Discover: A Dickensian adventure featuring two orphans, a web of brilliant coincidences, and an alliance that transcends from the material to the spiritual world.
by Kelly Link and Gavin J. Grant, editors
This anthology of original stories by many of the best of today's fantasy and science fiction writers gives teens 14 stories that will spark a new way of looking at the steampunk subgenre.
In their introduction, Grant and Link claim that as they edited these submissions, they found that "makers and artists have taken the romance and adventure of steampunk and remixed, reinvented, and remade the genre from whole cloth--and, yes, brass widgets." They don't mention that all the stories are of consistent excellence, with surprises galore. Since it's difficult to point to a "best" story, here are a few favorites. Elizabeth Knox (Dreamhunter; Dreamquake) sets her "Gethsemene" on a volcanic island near the eponymous town, where engineers plan to harness the power of the quiescent Mount Magdalene in a process one character describes as "poking at beehives." Australian newcomer Kathleen Jennings's entry, "Finishing School," relates the stories of two women whose love for science leads them in very different directions. Told in graphic format, this tale does it all in 17 pages--humor, suspense and fully realized characters. M.T. Anderson (Feed) gives readers "The Oracle Engine," which the author claims is "translated from 'Mendacius's True History of the Roman Inventors' " and features a device inspired by a need to stick it to greedy Crassus.
Steampunk! will appeal to teen--and adults--for its originality of execution, variety of settings and the pure panache displayed by its 14 authors and artists. --Ellen Loughran, adjunct professor of the Pratt Institute
Discover: Fourteen original short narratives, each one as good as the last.
by Homer , trans. by Stephen Mitchell
From the moment Stephen Mitchell opens with the ancient invocation of "the rage of Achilles," the reader is captivated by his rendition of Homer's epic poem of Greek and Trojan heroes in victory and defeat. Mitchell's translation is the first one based on the Greek text prepared by the eminent scholar Martin Litchfield West. West's text, published in two volumes between 1998 and 2000, addresses many authenticity issues raised since the 1920 publication of the Oxford Classical Texts edition.
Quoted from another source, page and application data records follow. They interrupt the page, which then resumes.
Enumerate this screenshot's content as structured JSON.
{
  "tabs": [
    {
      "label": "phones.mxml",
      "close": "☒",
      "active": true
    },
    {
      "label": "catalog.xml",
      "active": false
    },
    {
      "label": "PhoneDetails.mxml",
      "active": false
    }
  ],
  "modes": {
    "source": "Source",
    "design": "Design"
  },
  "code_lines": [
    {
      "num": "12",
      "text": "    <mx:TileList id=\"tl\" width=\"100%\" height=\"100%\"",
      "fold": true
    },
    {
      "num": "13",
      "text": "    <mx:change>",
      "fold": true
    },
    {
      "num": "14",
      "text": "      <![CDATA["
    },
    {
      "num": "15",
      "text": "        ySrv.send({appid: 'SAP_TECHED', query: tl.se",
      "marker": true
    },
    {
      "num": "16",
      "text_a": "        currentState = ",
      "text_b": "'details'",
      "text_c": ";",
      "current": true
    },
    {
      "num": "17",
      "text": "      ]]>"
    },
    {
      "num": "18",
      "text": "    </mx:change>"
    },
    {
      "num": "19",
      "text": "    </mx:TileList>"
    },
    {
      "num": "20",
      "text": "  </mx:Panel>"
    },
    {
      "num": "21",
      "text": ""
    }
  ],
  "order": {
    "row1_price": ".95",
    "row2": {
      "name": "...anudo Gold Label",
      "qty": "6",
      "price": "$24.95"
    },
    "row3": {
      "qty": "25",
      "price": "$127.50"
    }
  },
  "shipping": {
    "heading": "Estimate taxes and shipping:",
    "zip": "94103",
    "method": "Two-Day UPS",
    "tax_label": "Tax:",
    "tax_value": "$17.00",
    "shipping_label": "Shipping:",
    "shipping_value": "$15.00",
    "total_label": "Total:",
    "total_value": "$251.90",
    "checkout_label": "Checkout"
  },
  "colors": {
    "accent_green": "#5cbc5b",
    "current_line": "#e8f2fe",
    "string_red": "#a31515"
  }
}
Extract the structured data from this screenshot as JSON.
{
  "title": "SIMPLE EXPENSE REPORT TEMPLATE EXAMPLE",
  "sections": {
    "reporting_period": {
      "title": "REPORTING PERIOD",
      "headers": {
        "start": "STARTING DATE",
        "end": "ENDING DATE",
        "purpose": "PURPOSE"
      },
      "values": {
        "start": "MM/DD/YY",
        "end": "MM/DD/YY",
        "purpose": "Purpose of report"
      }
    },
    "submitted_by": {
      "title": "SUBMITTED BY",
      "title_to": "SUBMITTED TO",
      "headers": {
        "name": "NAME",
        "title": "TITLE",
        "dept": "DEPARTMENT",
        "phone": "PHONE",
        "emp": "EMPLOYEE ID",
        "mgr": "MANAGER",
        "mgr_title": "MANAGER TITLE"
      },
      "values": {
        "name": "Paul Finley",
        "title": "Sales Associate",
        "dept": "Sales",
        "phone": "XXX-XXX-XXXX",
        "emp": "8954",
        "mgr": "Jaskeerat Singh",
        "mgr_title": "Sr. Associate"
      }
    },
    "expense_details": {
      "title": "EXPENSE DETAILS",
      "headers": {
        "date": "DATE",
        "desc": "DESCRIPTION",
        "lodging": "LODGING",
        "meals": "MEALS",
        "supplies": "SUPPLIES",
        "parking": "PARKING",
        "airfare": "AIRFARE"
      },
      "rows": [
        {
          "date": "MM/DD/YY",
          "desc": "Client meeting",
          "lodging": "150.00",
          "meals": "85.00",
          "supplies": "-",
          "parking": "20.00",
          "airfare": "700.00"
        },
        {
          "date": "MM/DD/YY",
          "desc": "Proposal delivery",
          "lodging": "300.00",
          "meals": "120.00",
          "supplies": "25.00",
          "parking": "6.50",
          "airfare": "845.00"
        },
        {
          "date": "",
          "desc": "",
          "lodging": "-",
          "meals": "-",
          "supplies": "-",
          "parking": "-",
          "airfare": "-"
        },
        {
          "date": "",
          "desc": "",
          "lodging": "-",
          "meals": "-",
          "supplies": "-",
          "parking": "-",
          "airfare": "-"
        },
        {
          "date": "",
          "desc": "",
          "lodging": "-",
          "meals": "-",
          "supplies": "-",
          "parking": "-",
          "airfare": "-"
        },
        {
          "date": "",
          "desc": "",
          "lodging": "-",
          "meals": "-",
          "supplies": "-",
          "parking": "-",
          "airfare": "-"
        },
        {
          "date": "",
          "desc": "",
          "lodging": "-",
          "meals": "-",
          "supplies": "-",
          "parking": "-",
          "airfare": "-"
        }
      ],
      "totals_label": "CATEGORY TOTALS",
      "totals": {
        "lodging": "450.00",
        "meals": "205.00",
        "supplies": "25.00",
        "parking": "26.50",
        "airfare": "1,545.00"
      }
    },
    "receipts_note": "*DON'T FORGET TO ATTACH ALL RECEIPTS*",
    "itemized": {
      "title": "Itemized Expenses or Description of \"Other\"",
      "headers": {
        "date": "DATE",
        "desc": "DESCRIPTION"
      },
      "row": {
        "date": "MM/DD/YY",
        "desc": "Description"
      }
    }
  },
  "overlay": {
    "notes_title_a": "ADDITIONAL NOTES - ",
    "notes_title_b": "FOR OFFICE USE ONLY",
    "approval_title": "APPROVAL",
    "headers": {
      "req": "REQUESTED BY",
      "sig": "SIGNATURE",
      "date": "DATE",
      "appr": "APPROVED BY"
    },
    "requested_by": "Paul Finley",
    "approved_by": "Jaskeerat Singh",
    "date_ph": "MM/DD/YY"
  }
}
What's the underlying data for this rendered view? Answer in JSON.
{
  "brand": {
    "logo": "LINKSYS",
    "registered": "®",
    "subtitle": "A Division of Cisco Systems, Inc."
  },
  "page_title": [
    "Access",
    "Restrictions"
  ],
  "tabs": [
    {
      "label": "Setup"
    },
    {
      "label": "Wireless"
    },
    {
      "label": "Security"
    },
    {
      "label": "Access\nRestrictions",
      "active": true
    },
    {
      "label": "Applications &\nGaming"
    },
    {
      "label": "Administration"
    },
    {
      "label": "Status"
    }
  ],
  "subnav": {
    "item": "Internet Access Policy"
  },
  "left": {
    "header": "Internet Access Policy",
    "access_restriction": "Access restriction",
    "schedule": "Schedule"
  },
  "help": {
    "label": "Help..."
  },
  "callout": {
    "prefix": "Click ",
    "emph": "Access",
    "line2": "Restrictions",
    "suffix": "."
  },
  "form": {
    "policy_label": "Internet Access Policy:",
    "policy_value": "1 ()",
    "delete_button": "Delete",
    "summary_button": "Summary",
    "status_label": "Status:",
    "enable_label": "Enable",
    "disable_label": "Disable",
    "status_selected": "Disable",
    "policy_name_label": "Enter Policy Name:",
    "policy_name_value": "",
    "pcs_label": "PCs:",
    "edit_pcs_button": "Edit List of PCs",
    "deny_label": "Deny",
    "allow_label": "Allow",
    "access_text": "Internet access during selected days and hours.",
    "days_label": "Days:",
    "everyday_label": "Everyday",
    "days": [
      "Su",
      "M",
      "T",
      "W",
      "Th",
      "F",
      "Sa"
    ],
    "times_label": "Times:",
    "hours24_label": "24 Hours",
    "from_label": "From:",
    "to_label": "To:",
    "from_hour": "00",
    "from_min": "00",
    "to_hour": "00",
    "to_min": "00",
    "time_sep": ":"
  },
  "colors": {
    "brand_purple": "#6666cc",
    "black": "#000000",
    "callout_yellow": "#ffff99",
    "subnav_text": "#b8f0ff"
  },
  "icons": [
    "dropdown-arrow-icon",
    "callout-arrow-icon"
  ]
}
Based on West's work to rectify the text and the textual scholarship of other experts, Mitchell has removed many questionable passages; no removal is more obvious than the fearless omission of Book 10 in its entirety.
Remarkably, the absence of these passages does not hinder the path of the narrative merely to preserve the text's ür-form. Instead, Mitchell's exclusions facilitate the story's flow while avoiding the redundancy of some previous translations. Mitchell also diverges significantly from earlier Iliads through his careful use of language. By abandoning traditional Homeric epithets such as "swift-footed Achilles" in favor of a more laconic, yet equally correct "Achilles," Mitchell returns the epic poem to a simpler form with clear, robust language that is not augmented for meter. All in all, this handsome hardcover edition breaks through centuries of accumulated cultural weight and restores the Iliad to its rightful legacy as a gripping epic that will keep the reader up long past the appearance of the rosy-fingered dawn. --Sarah Borders, librarian, Houston Public Library
Discover: A powerful new translation of Homer's Iliad that gracefully captures the true poetry of its enduring spirit.